-- Bob Barnetson

1 comment:

  1. Please sign this E-Petition and pass it on, it is located at: http://www.yousign.org/en/InjuredVsGovernment

    Petition text

    This E-Petition is to motion to have the WCB(Workers Compensation Boards) through Canada investigated for inappropriate procedures that leave injured workers further physically, mentally and emotionally injured.

    Every Canadian no matter what province should have equal compensation for injuries. For example, Alberta and now Manitoba in January 1 2016 has recognized PTSD(post-traumatic stress disorder). One that meets the PTSD presumptive coverage which applies to all workers covered by workers compensation in Manitoba and recognizes that PTSD-triggering events can happen in "ANY" workplace to be recognized as just that and with recognition in "ANY" province, available to anybody that pays it's costs.
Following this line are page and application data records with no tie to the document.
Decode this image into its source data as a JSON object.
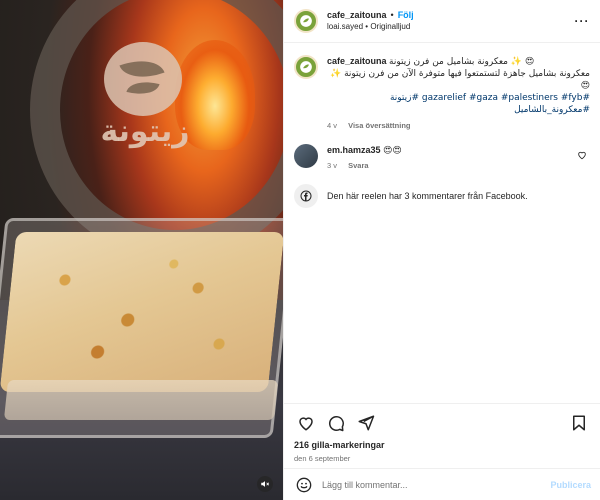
{
  "post": {
    "username": "cafe_zaitouna",
    "follow_label": "Följ",
    "separator": "•",
    "audio_user": "loai.sayed",
    "audio_label": "Originalljud",
    "more_label": "···"
  },
  "media": {
    "logo_text": "زيتونة",
    "mute_icon": "🔇"
  },
  "caption": {
    "username": "cafe_zaitouna",
    "line1": "معكرونة بشاميل من فرن زيتونة ✨ 😍",
    "line2": "معكرونة بشاميل جاهزة لتستمتعوا فيها متوفرة الآن من فرن زيتونة ✨ 😍",
    "tags_line": "#gazarelief #gaza #palestiners #fyb #زيتونة #معكرونة_بالشاميل",
    "time": "4 v",
    "translate_label": "Visa översättning"
  },
  "comments": [
    {
      "username": "em.hamza35",
      "text": "😍😍",
      "time": "3 v",
      "reply_label": "Svara"
    }
  ],
  "facebook_note": "Den här reelen har 3 kommentarer från Facebook.",
  "facebook_icon_label": "f",
  "stats": {
    "likes": "216 gilla-markeringar",
    "date": "den 6 september"
  },
  "add_comment": {
    "placeholder": "Lägg till kommentar...",
    "post_label": "Publicera"
  },
  "colors": {
    "accent": "#0095f6",
    "link": "#00376b",
    "muted": "#737373"
  }
}
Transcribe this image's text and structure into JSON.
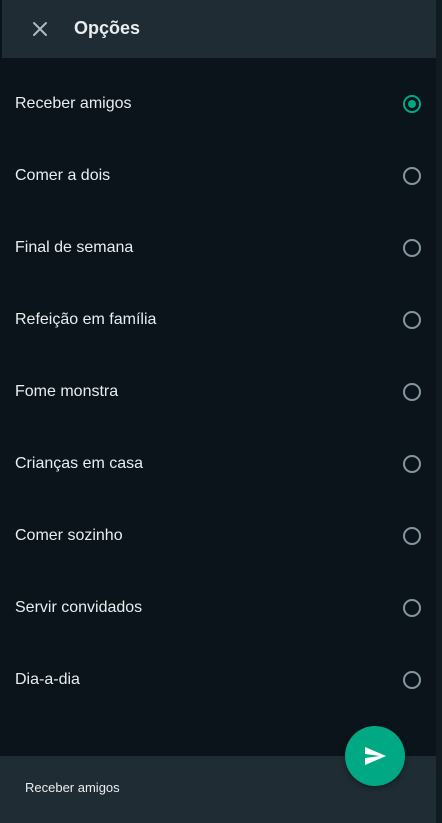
{
  "header": {
    "title": "Opções",
    "close_icon": "close-icon"
  },
  "options": [
    {
      "label": "Receber amigos",
      "selected": true
    },
    {
      "label": "Comer a dois",
      "selected": false
    },
    {
      "label": "Final de semana",
      "selected": false
    },
    {
      "label": "Refeição em família",
      "selected": false
    },
    {
      "label": "Fome monstra",
      "selected": false
    },
    {
      "label": "Crianças em casa",
      "selected": false
    },
    {
      "label": "Comer sozinho",
      "selected": false
    },
    {
      "label": "Servir convidados",
      "selected": false
    },
    {
      "label": "Dia-a-dia",
      "selected": false
    }
  ],
  "footer": {
    "selected_text": "Receber amigos",
    "send_icon": "send-icon"
  },
  "colors": {
    "background": "#0b141a",
    "header": "#1f2c34",
    "accent": "#00a884",
    "text": "#e9edef",
    "radio_border": "#8696a0"
  }
}
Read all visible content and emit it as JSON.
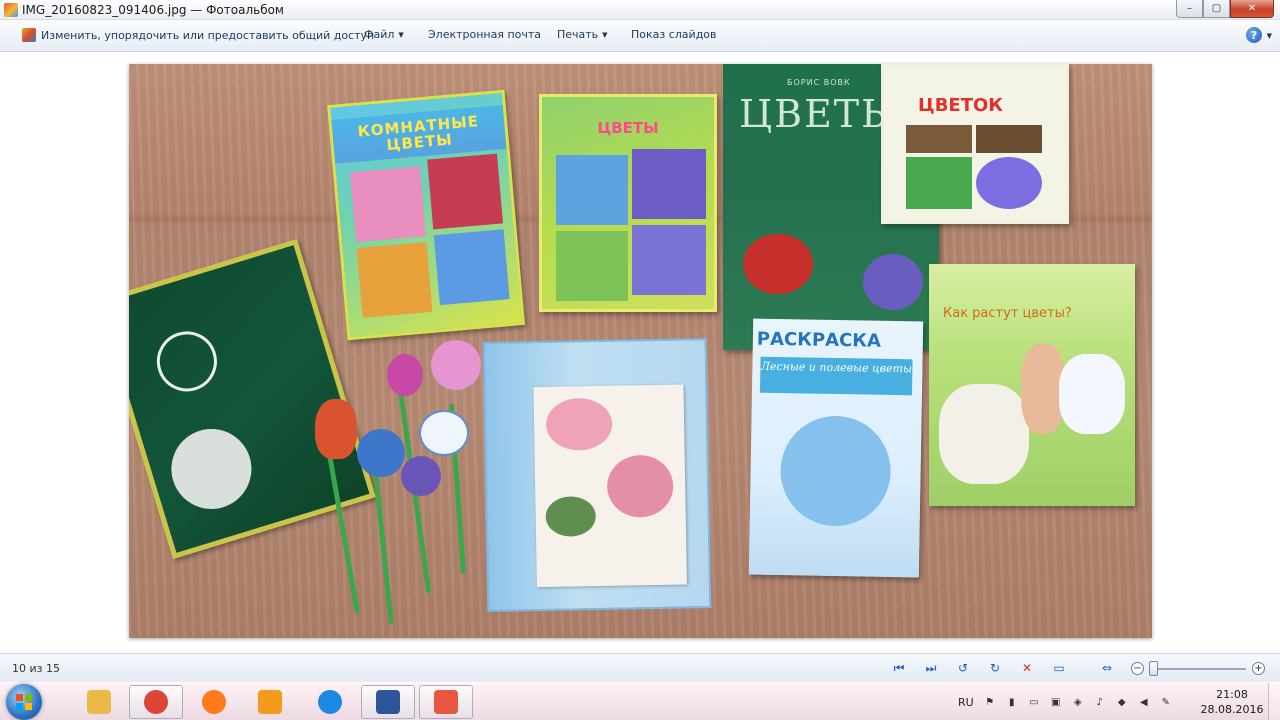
{
  "window": {
    "title": "IMG_20160823_091406.jpg — Фотоальбом",
    "minimize_glyph": "–",
    "maximize_glyph": "▢",
    "close_glyph": "✕"
  },
  "commandbar": {
    "items": [
      {
        "label": "Изменить, упорядочить или предоставить общий доступ",
        "has_caret": false
      },
      {
        "label": "Файл",
        "has_caret": true
      },
      {
        "label": "Электронная почта",
        "has_caret": false
      },
      {
        "label": "Печать",
        "has_caret": true
      },
      {
        "label": "Показ слайдов",
        "has_caret": false
      }
    ],
    "caret_glyph": "▼",
    "help_glyph": "?"
  },
  "photo": {
    "book_komnatnye_title": "КОМНАТНЫЕ ЦВЕТЫ",
    "book_tsvety_title": "ЦВЕТЫ",
    "book_vovk_author": "БОРИС ВОВК",
    "book_vovk_title": "ЦВЕТЫ",
    "book_tsvetok_title": "ЦВЕТОК",
    "book_raskraska_title": "РАСКРАСКА",
    "book_raskraska_subtitle": "Лесные и полевые цветы",
    "book_kak_rastut_title": "Как растут цветы?"
  },
  "statusbar": {
    "counter": "10 из 15",
    "controls": {
      "previous": "⏮",
      "next": "⏭",
      "rotate_left": "↺",
      "rotate_right": "↻",
      "delete": "✕",
      "slideshow": "▭",
      "fit": "⇔",
      "zoom_out": "−",
      "zoom_in": "+"
    },
    "zoom_level": 0.03
  },
  "taskbar": {
    "apps": [
      {
        "name": "explorer",
        "color": "#e9b949"
      },
      {
        "name": "chrome",
        "color": "#db4437"
      },
      {
        "name": "firefox",
        "color": "#ff7a1a"
      },
      {
        "name": "media-player",
        "color": "#f29b1d"
      },
      {
        "name": "internet-explorer",
        "color": "#1e88e5"
      },
      {
        "name": "word",
        "color": "#2b579a"
      },
      {
        "name": "photo-gallery",
        "color": "#e8563f"
      }
    ],
    "language": "RU",
    "time": "21:08",
    "date": "28.08.2016"
  }
}
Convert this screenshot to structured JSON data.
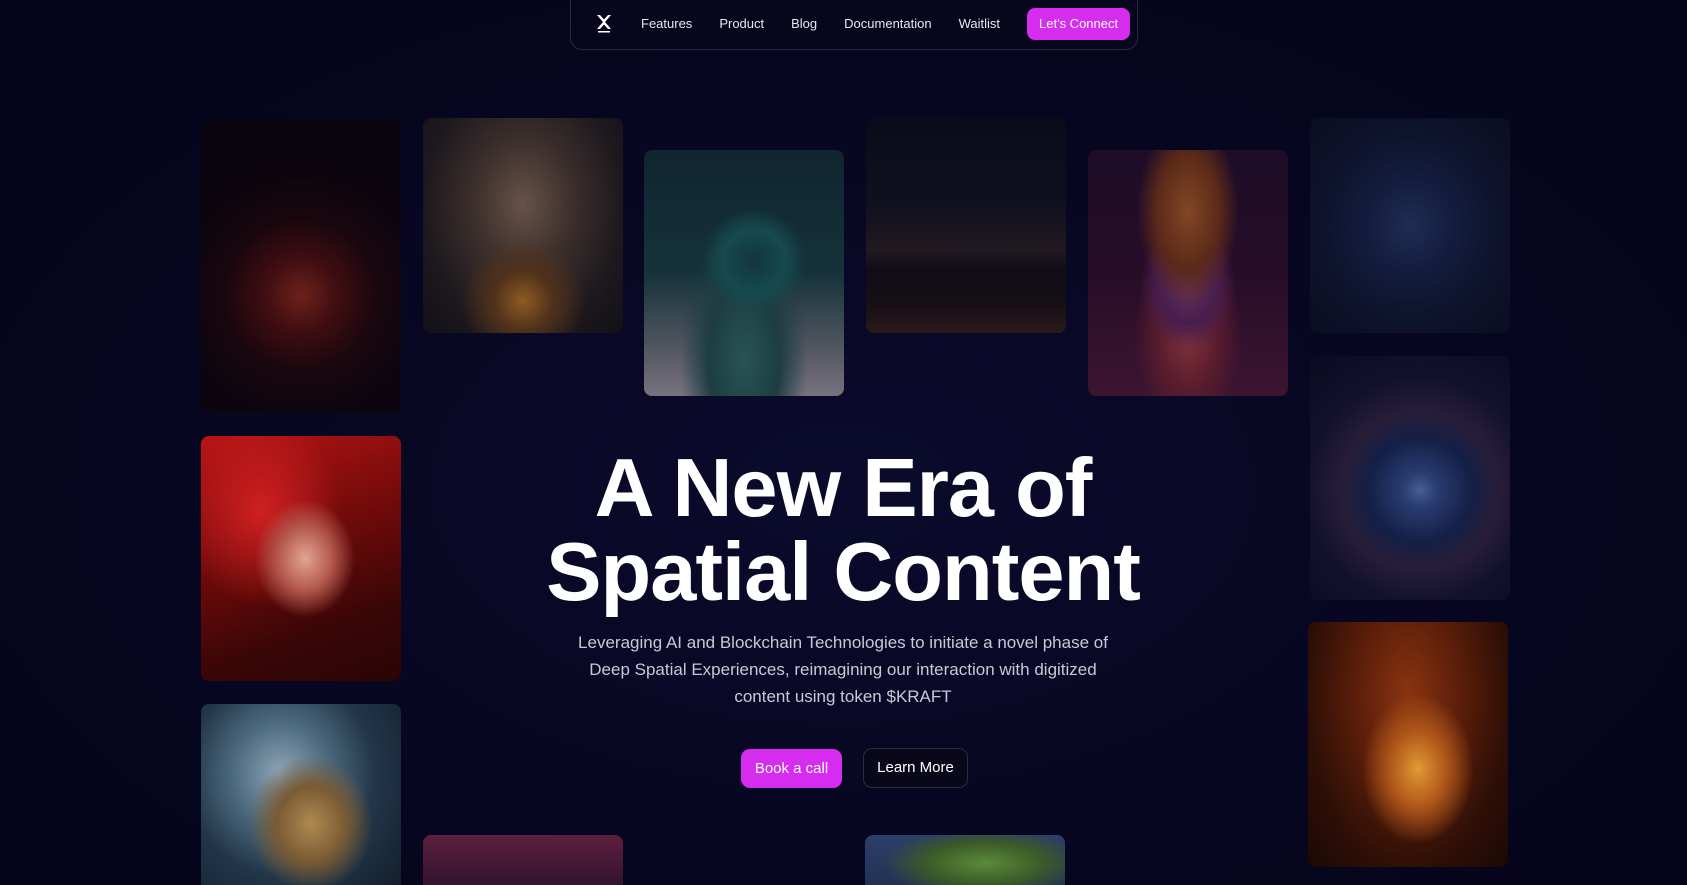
{
  "nav": {
    "logo_icon": "kraft-x-logo-icon",
    "links": [
      {
        "label": "Features"
      },
      {
        "label": "Product"
      },
      {
        "label": "Blog"
      },
      {
        "label": "Documentation"
      },
      {
        "label": "Waitlist"
      }
    ],
    "cta_label": "Let's Connect"
  },
  "hero": {
    "title_line1": "A New Era of",
    "title_line2": "Spatial Content",
    "subtitle": "Leveraging AI and Blockchain Technologies to initiate a novel phase of Deep Spatial Experiences, reimagining our interaction with digitized content using token $KRAFT",
    "primary_button": "Book a call",
    "secondary_button": "Learn More"
  },
  "colors": {
    "background": "#070620",
    "accent": "#d62cf0",
    "text": "#ffffff",
    "muted_text": "#c9c9d6"
  }
}
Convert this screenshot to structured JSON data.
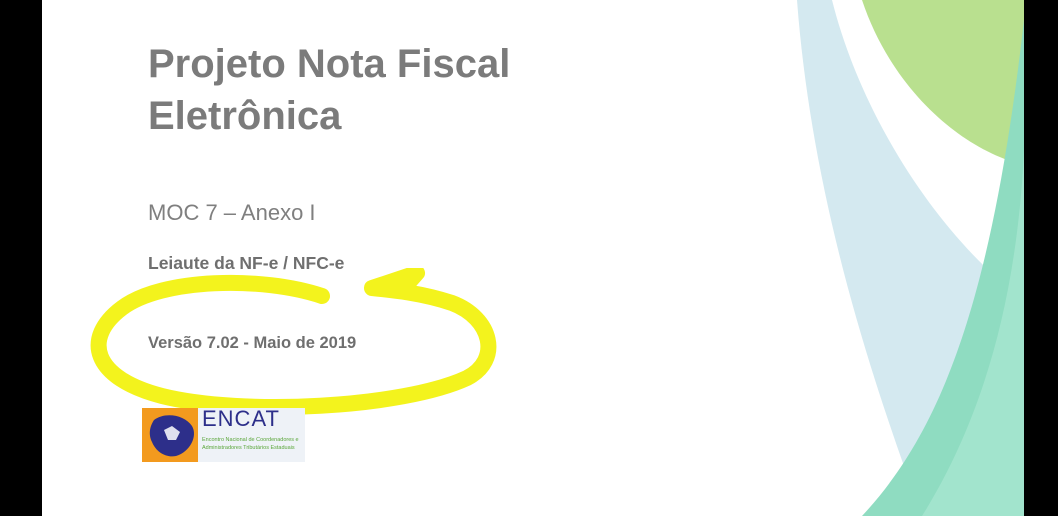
{
  "document": {
    "title_line1": "Projeto Nota Fiscal",
    "title_line2": "Eletrônica",
    "subtitle": "MOC 7 – Anexo I",
    "leiaute": "Leiaute da NF-e / NFC-e",
    "versao": "Versão 7.02 - Maio de 2019"
  },
  "logo": {
    "name": "ENCAT",
    "subtitle": "Encontro Nacional de Coordenadores e Administradores Tributários Estaduais"
  },
  "colors": {
    "background": "#000000",
    "page": "#ffffff",
    "text_gray": "#7b7b7b",
    "highlight_yellow": "#f2f20a",
    "deco_green": "#9fd98a",
    "deco_teal": "#7fd6c0",
    "deco_lightblue": "#cfe6ee"
  }
}
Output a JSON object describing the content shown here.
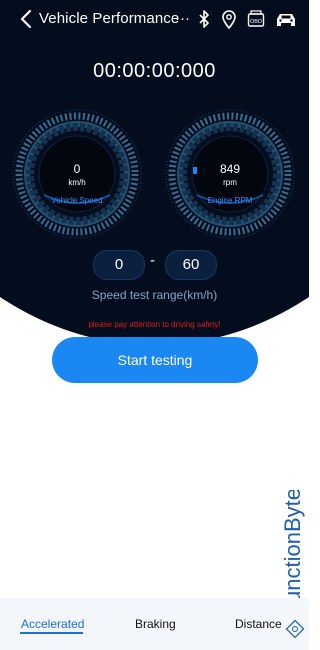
{
  "header": {
    "title": "Vehicle Performance",
    "more": "···",
    "icons": [
      "back-arrow-icon",
      "bluetooth-icon",
      "location-pin-icon",
      "obd-icon",
      "car-icon"
    ],
    "obd_label": "OBD"
  },
  "timer": "00:00:00:000",
  "gauges": [
    {
      "value": "0",
      "unit": "km/h",
      "label": "Vehicle Speed"
    },
    {
      "value": "849",
      "unit": "rpm",
      "label": "Engine RPM"
    }
  ],
  "range": {
    "from": "0",
    "dash": "-",
    "to": "60",
    "label": "Speed test range(km/h)"
  },
  "warning": "please pay attention to driving safety!",
  "start_button": "Start testing",
  "watermark": "JunctionByte",
  "tabs": [
    {
      "label": "Accelerated",
      "active": true
    },
    {
      "label": "Braking",
      "active": false
    },
    {
      "label": "Distance",
      "active": false
    }
  ],
  "colors": {
    "background_dark": "#030d1e",
    "accent_blue": "#1a87f2",
    "warning_red": "#e0191e",
    "active_tab": "#1a6fd8"
  }
}
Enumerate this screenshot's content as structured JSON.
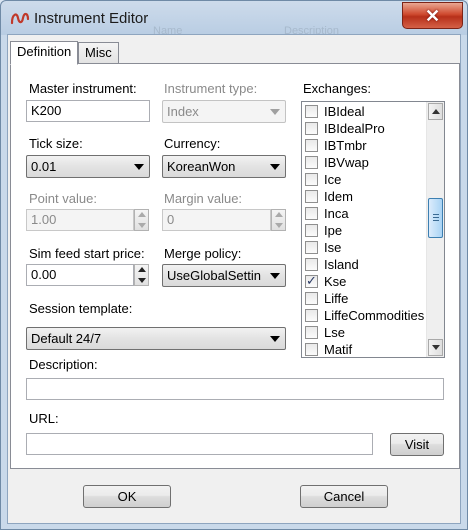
{
  "window": {
    "title": "Instrument Editor",
    "close_glyph": "✕",
    "ghost_text": {
      "name": "Name",
      "description": "Description"
    }
  },
  "tabs": [
    {
      "label": "Definition",
      "active": true
    },
    {
      "label": "Misc",
      "active": false
    }
  ],
  "form": {
    "master_instrument": {
      "label": "Master instrument:",
      "value": "K200"
    },
    "instrument_type": {
      "label": "Instrument type:",
      "value": "Index",
      "disabled": true
    },
    "tick_size": {
      "label": "Tick size:",
      "value": "0.01"
    },
    "currency": {
      "label": "Currency:",
      "value": "KoreanWon"
    },
    "point_value": {
      "label": "Point value:",
      "value": "1.00",
      "disabled": true
    },
    "margin_value": {
      "label": "Margin value:",
      "value": "0",
      "disabled": true
    },
    "sim_feed_start_price": {
      "label": "Sim feed start price:",
      "value": "0.00"
    },
    "merge_policy": {
      "label": "Merge policy:",
      "value": "UseGlobalSettin"
    },
    "session_template": {
      "label": "Session template:",
      "value": "Default 24/7"
    },
    "description": {
      "label": "Description:",
      "value": ""
    },
    "url": {
      "label": "URL:",
      "value": ""
    },
    "visit_button": "Visit"
  },
  "exchanges": {
    "label": "Exchanges:",
    "items": [
      {
        "name": "IBIdeal",
        "checked": false
      },
      {
        "name": "IBIdealPro",
        "checked": false
      },
      {
        "name": "IBTmbr",
        "checked": false
      },
      {
        "name": "IBVwap",
        "checked": false
      },
      {
        "name": "Ice",
        "checked": false
      },
      {
        "name": "Idem",
        "checked": false
      },
      {
        "name": "Inca",
        "checked": false
      },
      {
        "name": "Ipe",
        "checked": false
      },
      {
        "name": "Ise",
        "checked": false
      },
      {
        "name": "Island",
        "checked": false
      },
      {
        "name": "Kse",
        "checked": true
      },
      {
        "name": "Liffe",
        "checked": false
      },
      {
        "name": "LiffeCommodities",
        "checked": false
      },
      {
        "name": "Lse",
        "checked": false
      },
      {
        "name": "Matif",
        "checked": false
      }
    ]
  },
  "footer": {
    "ok": "OK",
    "cancel": "Cancel"
  },
  "colors": {
    "close_button": "#c8442b",
    "frame": "#c9d9ea",
    "scroll_thumb": "#a9d3f4"
  }
}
    Procedures that are inadequate and leave the injured worker(s) further hurt, as they are being put back to work with excessive damage to do more damage to themselves

    Levels of medications that have to be prescribed due to WCB's refusal to perceive injury(s) of the worker(s) that leave the worker(s) operating dangerous equipment and driving in a highly medicated states

    Rules and regulations of disciplinary actions that fall beyond the injured worker(s) abilities that leave their claims terminated

    Proper representation for the injured work(s) without representation, being given as those without are falling victim to procedures, rules and regulations such as reimbursement, time lines, treatments, etc.

    Respectfully, Joe Knipfel